REQUIRED WORK: Give a faithful, exact copy of all entries, minus the images.

Web page and app entries:
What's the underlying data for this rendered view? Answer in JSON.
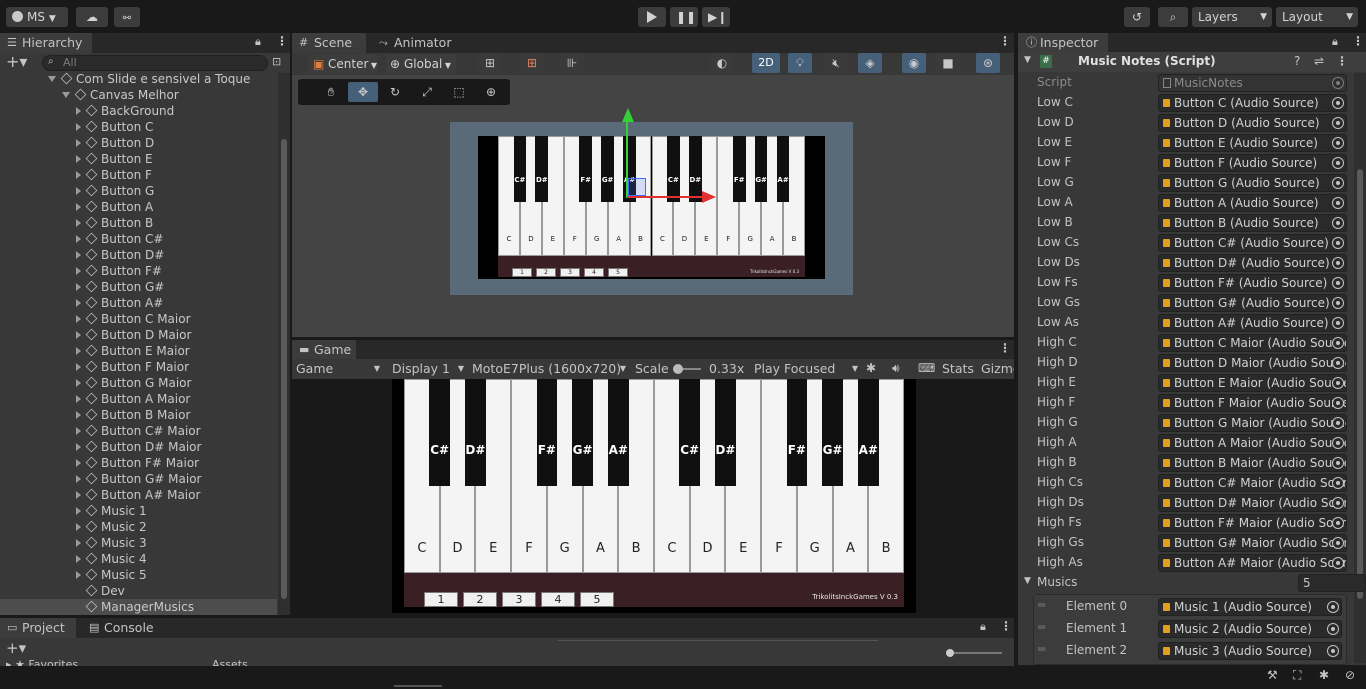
{
  "topbar": {
    "account": "MS",
    "layers": "Layers",
    "layout": "Layout"
  },
  "hierarchy": {
    "title": "Hierarchy",
    "search_placeholder": "All",
    "items": [
      {
        "label": "Com Slide e sensivel a Toque",
        "indent": 0,
        "expanded": true
      },
      {
        "label": "Canvas Melhor",
        "indent": 1,
        "expanded": true
      },
      {
        "label": "BackGround",
        "indent": 2,
        "expanded": false
      },
      {
        "label": "Button C",
        "indent": 2,
        "expanded": false
      },
      {
        "label": "Button D",
        "indent": 2,
        "expanded": false
      },
      {
        "label": "Button E",
        "indent": 2,
        "expanded": false
      },
      {
        "label": "Button F",
        "indent": 2,
        "expanded": false
      },
      {
        "label": "Button G",
        "indent": 2,
        "expanded": false
      },
      {
        "label": "Button A",
        "indent": 2,
        "expanded": false
      },
      {
        "label": "Button B",
        "indent": 2,
        "expanded": false
      },
      {
        "label": "Button C#",
        "indent": 2,
        "expanded": false
      },
      {
        "label": "Button D#",
        "indent": 2,
        "expanded": false
      },
      {
        "label": "Button F#",
        "indent": 2,
        "expanded": false
      },
      {
        "label": "Button G#",
        "indent": 2,
        "expanded": false
      },
      {
        "label": "Button A#",
        "indent": 2,
        "expanded": false
      },
      {
        "label": "Button C Maior",
        "indent": 2,
        "expanded": false
      },
      {
        "label": "Button D Maior",
        "indent": 2,
        "expanded": false
      },
      {
        "label": "Button E Maior",
        "indent": 2,
        "expanded": false
      },
      {
        "label": "Button F Maior",
        "indent": 2,
        "expanded": false
      },
      {
        "label": "Button G Maior",
        "indent": 2,
        "expanded": false
      },
      {
        "label": "Button A Maior",
        "indent": 2,
        "expanded": false
      },
      {
        "label": "Button B Maior",
        "indent": 2,
        "expanded": false
      },
      {
        "label": "Button C# Maior",
        "indent": 2,
        "expanded": false
      },
      {
        "label": "Button D# Maior",
        "indent": 2,
        "expanded": false
      },
      {
        "label": "Button F# Maior",
        "indent": 2,
        "expanded": false
      },
      {
        "label": "Button G# Maior",
        "indent": 2,
        "expanded": false
      },
      {
        "label": "Button A# Maior",
        "indent": 2,
        "expanded": false
      },
      {
        "label": "Music 1",
        "indent": 2,
        "expanded": false
      },
      {
        "label": "Music 2",
        "indent": 2,
        "expanded": false
      },
      {
        "label": "Music 3",
        "indent": 2,
        "expanded": false
      },
      {
        "label": "Music 4",
        "indent": 2,
        "expanded": false
      },
      {
        "label": "Music 5",
        "indent": 2,
        "expanded": false
      },
      {
        "label": "Dev",
        "indent": 2,
        "leaf": true
      },
      {
        "label": "ManagerMusics",
        "indent": 2,
        "leaf": true,
        "selected": true
      }
    ]
  },
  "bottom_tabs": {
    "project": "Project",
    "console": "Console",
    "favorites": "Favorites",
    "assets": "Assets"
  },
  "scene": {
    "tab_scene": "Scene",
    "tab_animator": "Animator",
    "pivot": "Center",
    "space": "Global",
    "mode_2d": "2D"
  },
  "game": {
    "tab": "Game",
    "mode": "Game",
    "display": "Display 1",
    "resolution": "MotoE7Plus (1600x720)",
    "scale_label": "Scale",
    "scale_value": "0.33x",
    "play_focused": "Play Focused",
    "stats": "Stats",
    "gizmos": "Gizmos"
  },
  "piano": {
    "white_keys": [
      "C",
      "D",
      "E",
      "F",
      "G",
      "A",
      "B",
      "C",
      "D",
      "E",
      "F",
      "G",
      "A",
      "B"
    ],
    "black_keys": [
      {
        "label": "C#",
        "after": 0
      },
      {
        "label": "D#",
        "after": 1
      },
      {
        "label": "F#",
        "after": 3
      },
      {
        "label": "G#",
        "after": 4
      },
      {
        "label": "A#",
        "after": 5
      },
      {
        "label": "C#",
        "after": 7
      },
      {
        "label": "D#",
        "after": 8
      },
      {
        "label": "F#",
        "after": 10
      },
      {
        "label": "G#",
        "after": 11
      },
      {
        "label": "A#",
        "after": 12
      }
    ],
    "music_buttons": [
      "1",
      "2",
      "3",
      "4",
      "5"
    ],
    "credit": "TrikolitsInckGames V 0.3"
  },
  "inspector": {
    "title": "Inspector",
    "component": "Music Notes (Script)",
    "script_label": "Script",
    "script_value": "MusicNotes",
    "fields": [
      {
        "label": "Low C",
        "value": "Button C (Audio Source)"
      },
      {
        "label": "Low D",
        "value": "Button D (Audio Source)"
      },
      {
        "label": "Low E",
        "value": "Button E (Audio Source)"
      },
      {
        "label": "Low F",
        "value": "Button F (Audio Source)"
      },
      {
        "label": "Low G",
        "value": "Button G (Audio Source)"
      },
      {
        "label": "Low A",
        "value": "Button A (Audio Source)"
      },
      {
        "label": "Low B",
        "value": "Button B (Audio Source)"
      },
      {
        "label": "Low Cs",
        "value": "Button C# (Audio Source)"
      },
      {
        "label": "Low Ds",
        "value": "Button D# (Audio Source)"
      },
      {
        "label": "Low Fs",
        "value": "Button F# (Audio Source)"
      },
      {
        "label": "Low Gs",
        "value": "Button G# (Audio Source)"
      },
      {
        "label": "Low As",
        "value": "Button A# (Audio Source)"
      },
      {
        "label": "High C",
        "value": "Button C Maior (Audio Source)"
      },
      {
        "label": "High D",
        "value": "Button D Maior (Audio Source)"
      },
      {
        "label": "High E",
        "value": "Button E Maior (Audio Source)"
      },
      {
        "label": "High F",
        "value": "Button F Maior (Audio Source)"
      },
      {
        "label": "High G",
        "value": "Button G Maior (Audio Source)"
      },
      {
        "label": "High A",
        "value": "Button A Maior (Audio Source)"
      },
      {
        "label": "High B",
        "value": "Button B Maior (Audio Source)"
      },
      {
        "label": "High Cs",
        "value": "Button C# Maior (Audio Source)"
      },
      {
        "label": "High Ds",
        "value": "Button D# Maior (Audio Source)"
      },
      {
        "label": "High Fs",
        "value": "Button F# Maior (Audio Source)"
      },
      {
        "label": "High Gs",
        "value": "Button G# Maior (Audio Source)"
      },
      {
        "label": "High As",
        "value": "Button A# Maior (Audio Source)"
      }
    ],
    "musics_label": "Musics",
    "musics_count": "5",
    "elements": [
      {
        "label": "Element 0",
        "value": "Music 1 (Audio Source)"
      },
      {
        "label": "Element 1",
        "value": "Music 2 (Audio Source)"
      },
      {
        "label": "Element 2",
        "value": "Music 3 (Audio Source)"
      }
    ]
  }
}
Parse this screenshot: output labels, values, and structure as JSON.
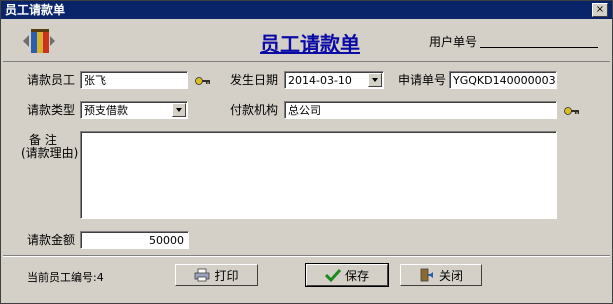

THE COMPLETED TASK:
What's the underlying data for this rendered view? Answer in JSON.
{
  "topbar": {
    "account": "MS",
    "layers": "Layers",
    "layout": "Layout"
  },
  "hierarchy": {
    "title": "Hierarchy",
    "search_placeholder": "All",
    "items": [
      {
        "label": "Com Slide e sensivel a Toque",
        "indent": 0,
        "expanded": true
      },
      {
        "label": "Canvas Melhor",
        "indent": 1,
        "expanded": true
      },
      {
        "label": "BackGround",
        "indent": 2,
        "expanded": false
      },
      {
        "label": "Button C",
        "indent": 2,
        "expanded": false
      },
      {
        "label": "Button D",
        "indent": 2,
        "expanded": false
      },
      {
        "label": "Button E",
        "indent": 2,
        "expanded": false
      },
      {
        "label": "Button F",
        "indent": 2,
        "expanded": false
      },
      {
        "label": "Button G",
        "indent": 2,
        "expanded": false
      },
      {
        "label": "Button A",
        "indent": 2,
        "expanded": false
      },
      {
        "label": "Button B",
        "indent": 2,
        "expanded": false
      },
      {
        "label": "Button C#",
        "indent": 2,
        "expanded": false
      },
      {
        "label": "Button D#",
        "indent": 2,
        "expanded": false
      },
      {
        "label": "Button F#",
        "indent": 2,
        "expanded": false
      },
      {
        "label": "Button G#",
        "indent": 2,
        "expanded": false
      },
      {
        "label": "Button A#",
        "indent": 2,
        "expanded": false
      },
      {
        "label": "Button C Maior",
        "indent": 2,
        "expanded": false
      },
      {
        "label": "Button D Maior",
        "indent": 2,
        "expanded": false
      },
      {
        "label": "Button E Maior",
        "indent": 2,
        "expanded": false
      },
      {
        "label": "Button F Maior",
        "indent": 2,
        "expanded": false
      },
      {
        "label": "Button G Maior",
        "indent": 2,
        "expanded": false
      },
      {
        "label": "Button A Maior",
        "indent": 2,
        "expanded": false
      },
      {
        "label": "Button B Maior",
        "indent": 2,
        "expanded": false
      },
      {
        "label": "Button C# Maior",
        "indent": 2,
        "expanded": false
      },
      {
        "label": "Button D# Maior",
        "indent": 2,
        "expanded": false
      },
      {
        "label": "Button F# Maior",
        "indent": 2,
        "expanded": false
      },
      {
        "label": "Button G# Maior",
        "indent": 2,
        "expanded": false
      },
      {
        "label": "Button A# Maior",
        "indent": 2,
        "expanded": false
      },
      {
        "label": "Music 1",
        "indent": 2,
        "expanded": false
      },
      {
        "label": "Music 2",
        "indent": 2,
        "expanded": false
      },
      {
        "label": "Music 3",
        "indent": 2,
        "expanded": false
      },
      {
        "label": "Music 4",
        "indent": 2,
        "expanded": false
      },
      {
        "label": "Music 5",
        "indent": 2,
        "expanded": false
      },
      {
        "label": "Dev",
        "indent": 2,
        "leaf": true
      },
      {
        "label": "ManagerMusics",
        "indent": 2,
        "leaf": true,
        "selected": true
      }
    ]
  },
  "bottom_tabs": {
    "project": "Project",
    "console": "Console",
    "favorites": "Favorites",
    "assets": "Assets"
  },
  "scene": {
    "tab_scene": "Scene",
    "tab_animator": "Animator",
    "pivot": "Center",
    "space": "Global",
    "mode_2d": "2D"
  },
  "game": {
    "tab": "Game",
    "mode": "Game",
    "display": "Display 1",
    "resolution": "MotoE7Plus (1600x720)",
    "scale_label": "Scale",
    "scale_value": "0.33x",
    "play_focused": "Play Focused",
    "stats": "Stats",
    "gizmos": "Gizmos"
  },
  "piano": {
    "white_keys": [
      "C",
      "D",
      "E",
      "F",
      "G",
      "A",
      "B",
      "C",
      "D",
      "E",
      "F",
      "G",
      "A",
      "B"
    ],
    "black_keys": [
      {
        "label": "C#",
        "after": 0
      },
      {
        "label": "D#",
        "after": 1
      },
      {
        "label": "F#",
        "after": 3
      },
      {
        "label": "G#",
        "after": 4
      },
      {
        "label": "A#",
        "after": 5
      },
      {
        "label": "C#",
        "after": 7
      },
      {
        "label": "D#",
        "after": 8
      },
      {
        "label": "F#",
        "after": 10
      },
      {
        "label": "G#",
        "after": 11
      },
      {
        "label": "A#",
        "after": 12
      }
    ],
    "music_buttons": [
      "1",
      "2",
      "3",
      "4",
      "5"
    ],
    "credit": "TrikolitsInckGames V 0.3"
  },
  "inspector": {
    "title": "Inspector",
    "component": "Music Notes (Script)",
    "script_label": "Script",
    "script_value": "MusicNotes",
    "fields": [
      {
        "label": "Low C",
        "value": "Button C (Audio Source)"
      },
      {
        "label": "Low D",
        "value": "Button D (Audio Source)"
      },
      {
        "label": "Low E",
        "value": "Button E (Audio Source)"
      },
      {
        "label": "Low F",
        "value": "Button F (Audio Source)"
      },
      {
        "label": "Low G",
        "value": "Button G (Audio Source)"
      },
      {
        "label": "Low A",
        "value": "Button A (Audio Source)"
      },
      {
        "label": "Low B",
        "value": "Button B (Audio Source)"
      },
      {
        "label": "Low Cs",
        "value": "Button C# (Audio Source)"
      },
      {
        "label": "Low Ds",
        "value": "Button D# (Audio Source)"
      },
      {
        "label": "Low Fs",
        "value": "Button F# (Audio Source)"
      },
      {
        "label": "Low Gs",
        "value": "Button G# (Audio Source)"
      },
      {
        "label": "Low As",
        "value": "Button A# (Audio Source)"
      },
      {
        "label": "High C",
        "value": "Button C Maior (Audio Source)"
      },
      {
        "label": "High D",
        "value": "Button D Maior (Audio Source)"
      },
      {
        "label": "High E",
        "value": "Button E Maior (Audio Source)"
      },
      {
        "label": "High F",
        "value": "Button F Maior (Audio Source)"
      },
      {
        "label": "High G",
        "value": "Button G Maior (Audio Source)"
      },
      {
        "label": "High A",
        "value": "Button A Maior (Audio Source)"
      },
      {
        "label": "High B",
        "value": "Button B Maior (Audio Source)"
      },
      {
        "label": "High Cs",
        "value": "Button C# Maior (Audio Source)"
      },
      {
        "label": "High Ds",
        "value": "Button D# Maior (Audio Source)"
      },
      {
        "label": "High Fs",
        "value": "Button F# Maior (Audio Source)"
      },
      {
        "label": "High Gs",
        "value": "Button G# Maior (Audio Source)"
      },
      {
        "label": "High As",
        "value": "Button A# Maior (Audio Source)"
      }
    ],
    "musics_label": "Musics",
    "musics_count": "5",
    "elements": [
      {
        "label": "Element 0",
        "value": "Music 1 (Audio Source)"
      },
      {
        "label": "Element 1",
        "value": "Music 2 (Audio Source)"
      },
      {
        "label": "Element 2",
        "value": "Music 3 (Audio Source)"
      }
    ]
  }
}
Parse this screenshot: output labels, values, and structure as JSON.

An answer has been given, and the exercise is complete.